Lutz said the church was welcoming in its privacy and solemnity — different from a Sunday morning, where people know they will be greeted.
“To me, what I think is encouraging about seeing lots of people here is that we were able to identify, ‘I’m not the only one who feels this way during Christmas,’” Lutz said. He said there is a benefit to seeing others who have lost someone this year or struggle with family hardships.
“There’s a strength in being able to say, ‘I’m not the only one suffering through this, and I can do something with my suffering,’” Lutz said.
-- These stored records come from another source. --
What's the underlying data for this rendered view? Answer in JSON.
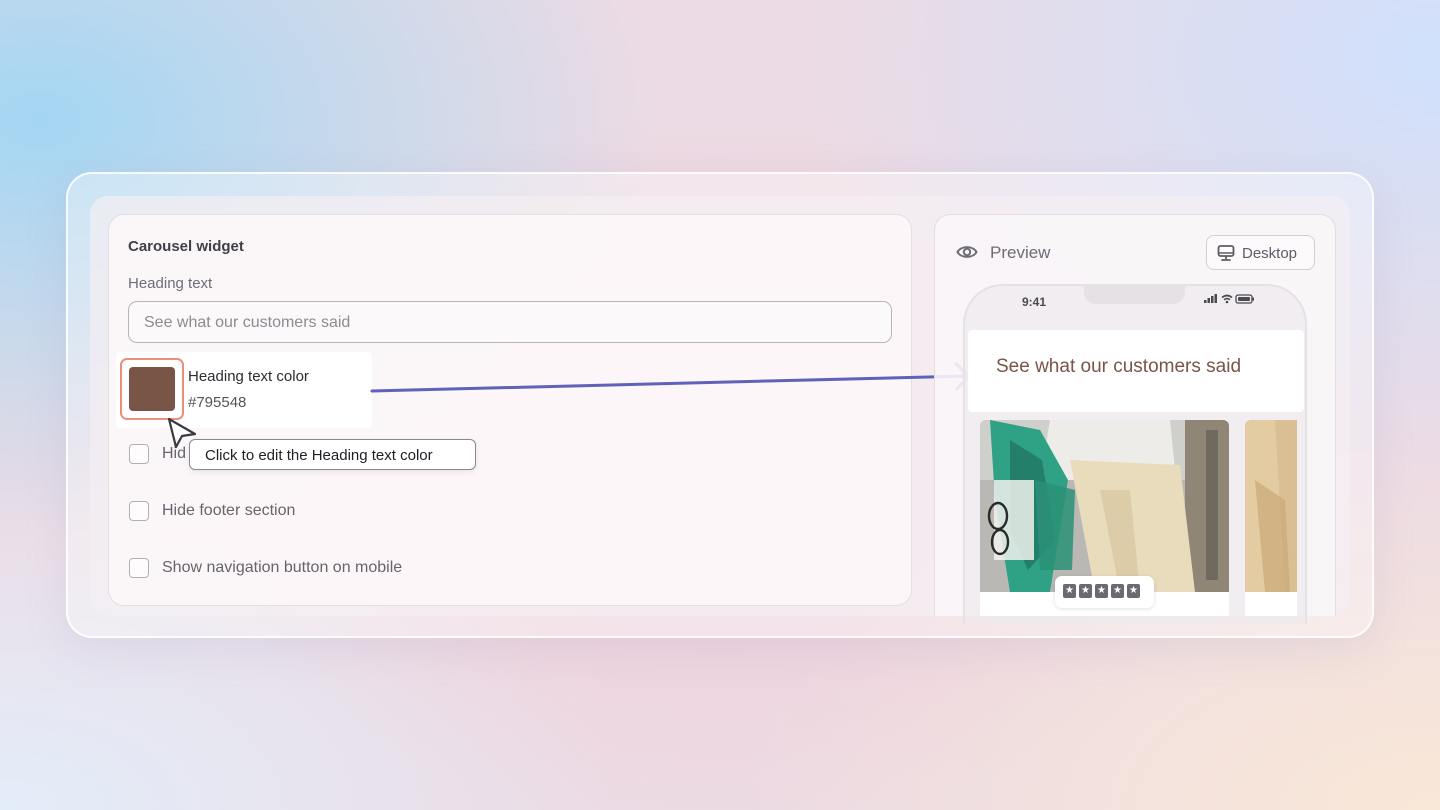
{
  "colors": {
    "heading_color": "#795548",
    "swatch_ring": "#ec8f7c",
    "arrow": "#5f62b8"
  },
  "settings": {
    "title": "Carousel widget",
    "heading_text_label": "Heading text",
    "heading_text_value": "See what our customers said",
    "color_picker": {
      "label": "Heading text color",
      "value": "#795548"
    },
    "checkboxes": [
      {
        "label": "Hid",
        "checked": false
      },
      {
        "label": "Hide footer section",
        "checked": false
      },
      {
        "label": "Show navigation button on mobile",
        "checked": false
      }
    ],
    "tooltip": "Click to edit the Heading text color"
  },
  "preview": {
    "title": "Preview",
    "device_button": "Desktop",
    "icons": {
      "preview": "eye-icon",
      "device": "monitor-icon"
    },
    "phone": {
      "time": "9:41",
      "heading": "See what our customers said",
      "rating": 5
    }
  }
}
As the Blue Christmas service drew to a close, the attendees sang “O Come, O Come, Immanuel.” The thin voices that cracked occasionally and the single piano held the sadness and anticipation of its singers. “Rejoice, rejoice, Immanuel, Shall come to you, O Israel…”
“The service is technically over, but the ministry that Brock and I and some of the other folks on campus provide is available any time people need it,” Rick said. “I think sometimes, people think, ‘I don’t want to come forward, I don’t want to be a burden,’ but that’s why we got into the line of work, so we could help people. We are eager to come alongside and help people if we can.”
A note from Lutz: We hope that students or staff who are suffering pain or loss at Christmas or any other time of the year can utilize the many services we have available on campus — one of our four counselors, chaplain’s office, the deans, or professors:
Brock Lutz, counselor:
Fr. Adam Rick, chaplain
Linda Snoes, administrative assistant of health services (to schedule an appointment with the other counselors):